of the symptoms of concussion.
of what we've seen
chronic traumatic encephalopathy.
ex-professional football player,
is if you look at the corpus callosum,
the size of a normal corpus callosum
who has chronic traumatic encephalopathy,
for all of the space in the ventricles.
near the center of the brain
is indeed consistent.
of hope by the end of this talk.
this mechanism of injury,
of the forces down this fissure,
slow the head down just enough
does not lag behind the skull
in synchrony with the skull,
this mechanism of concussion.
but some of you may have seen this.
and it's a real sport.
from my house the other day,
there have been no reported concussions.
this principle does work,
for bike riding or playing football.
with a company in Sweden called Hövding.
of air to give you some extra space
that are in our mouthguard,
to have a fall,
that explodes and triggers,
works in your car, essentially.
we've done in my lab with their device,
the risk of concussion in some scenarios
the benefits of technology
and probably won't be any time soon.
there are some not so good reasons.
has been given jurisdiction
at the beginning about skull fracture.
but it's not sufficient, I would say.
this test doesn't evaluate
is that airbag going to trigger
and not trigger when it doesn't need to?
to prevent concussion or not?
which aren't regulated,
by the government, anyway.
which is the way most industries work.
has been quite resistant
the mechanism of concussion,
how can we have better test standards?
can use this type of information
to the original question I asked,
letting my child play football
of my own traumatic experience.
about my daughter, Rose, riding a bicycle.
race down the streets of San Francisco.
of one of these streets.
is to -- and I believe this is possible --
on something in my lab in particular
of the given space of a helmet.
that we will be able to,
the risk of concussion
of more immediate nature,
and grandparents when I'm asked,
to engage in these activities.
to have a wonderful team at Stanford
with the final story,
when you hear the word concussion.
About the speaker:David Camarillo - Bioengineer
David Camarillo's research focuses on understanding and preventing traumatic brain injury.
Why you should listen
Dr. David Camarillo, Ph.D., is Assistant Professor of Bioengineering and (by courtesy) Mechanical Engineering at Stanford University.

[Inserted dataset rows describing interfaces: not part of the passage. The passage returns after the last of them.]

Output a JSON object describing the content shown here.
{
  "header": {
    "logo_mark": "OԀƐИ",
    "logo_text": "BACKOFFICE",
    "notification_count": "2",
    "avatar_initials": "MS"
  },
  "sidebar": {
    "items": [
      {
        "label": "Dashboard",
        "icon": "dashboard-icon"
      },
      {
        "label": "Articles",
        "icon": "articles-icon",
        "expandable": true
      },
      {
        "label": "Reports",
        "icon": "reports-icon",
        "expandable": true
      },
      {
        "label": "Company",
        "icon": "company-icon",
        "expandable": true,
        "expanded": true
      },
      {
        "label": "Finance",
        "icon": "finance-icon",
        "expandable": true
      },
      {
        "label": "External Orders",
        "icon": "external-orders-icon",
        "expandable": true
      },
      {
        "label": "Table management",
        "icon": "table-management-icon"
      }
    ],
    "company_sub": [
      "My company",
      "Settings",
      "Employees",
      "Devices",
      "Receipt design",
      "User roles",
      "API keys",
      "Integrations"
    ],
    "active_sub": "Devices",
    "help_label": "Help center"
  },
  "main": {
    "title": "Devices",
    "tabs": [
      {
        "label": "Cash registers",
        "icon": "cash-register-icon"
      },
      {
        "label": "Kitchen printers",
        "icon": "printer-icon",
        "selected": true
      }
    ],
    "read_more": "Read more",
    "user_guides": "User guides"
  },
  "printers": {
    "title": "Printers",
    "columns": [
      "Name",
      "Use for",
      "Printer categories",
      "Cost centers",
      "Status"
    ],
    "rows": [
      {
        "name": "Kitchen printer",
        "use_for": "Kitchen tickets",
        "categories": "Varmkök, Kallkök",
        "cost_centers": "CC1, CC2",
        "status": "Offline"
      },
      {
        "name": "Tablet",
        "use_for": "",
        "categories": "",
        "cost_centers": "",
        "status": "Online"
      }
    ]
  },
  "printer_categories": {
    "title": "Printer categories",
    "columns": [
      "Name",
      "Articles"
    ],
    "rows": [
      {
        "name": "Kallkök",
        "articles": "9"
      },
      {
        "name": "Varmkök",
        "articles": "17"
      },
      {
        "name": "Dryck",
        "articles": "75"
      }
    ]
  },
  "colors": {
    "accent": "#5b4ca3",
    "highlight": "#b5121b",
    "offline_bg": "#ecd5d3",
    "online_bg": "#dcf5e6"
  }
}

He holds a B.S.E in Mechanical and Aerospace Engineering from Princeton University (2001), a Ph.D. in Mechanical Engineering from Stanford University (2008) and completed his postdoctoral research fellowship in Biophysics at the University of California, San Francisco in 2011.
Camarillo worked in the surgical robotics industry at Intuitive Surgical and Hansen Medical, before launching his laboratory at Stanford in 2012. His current research focuses on designing force measurement devices for multiple clinical and scientific applications including embryo development, brain trauma and cardiac therapy.
Camarillo was recently awarded the Hellman Fellowship for his work in robot-assisted reproduction as well as the Office of Naval Research Young Investigator Program award for his research in brain biomechanics.
David Camarillo | Speaker | TED.com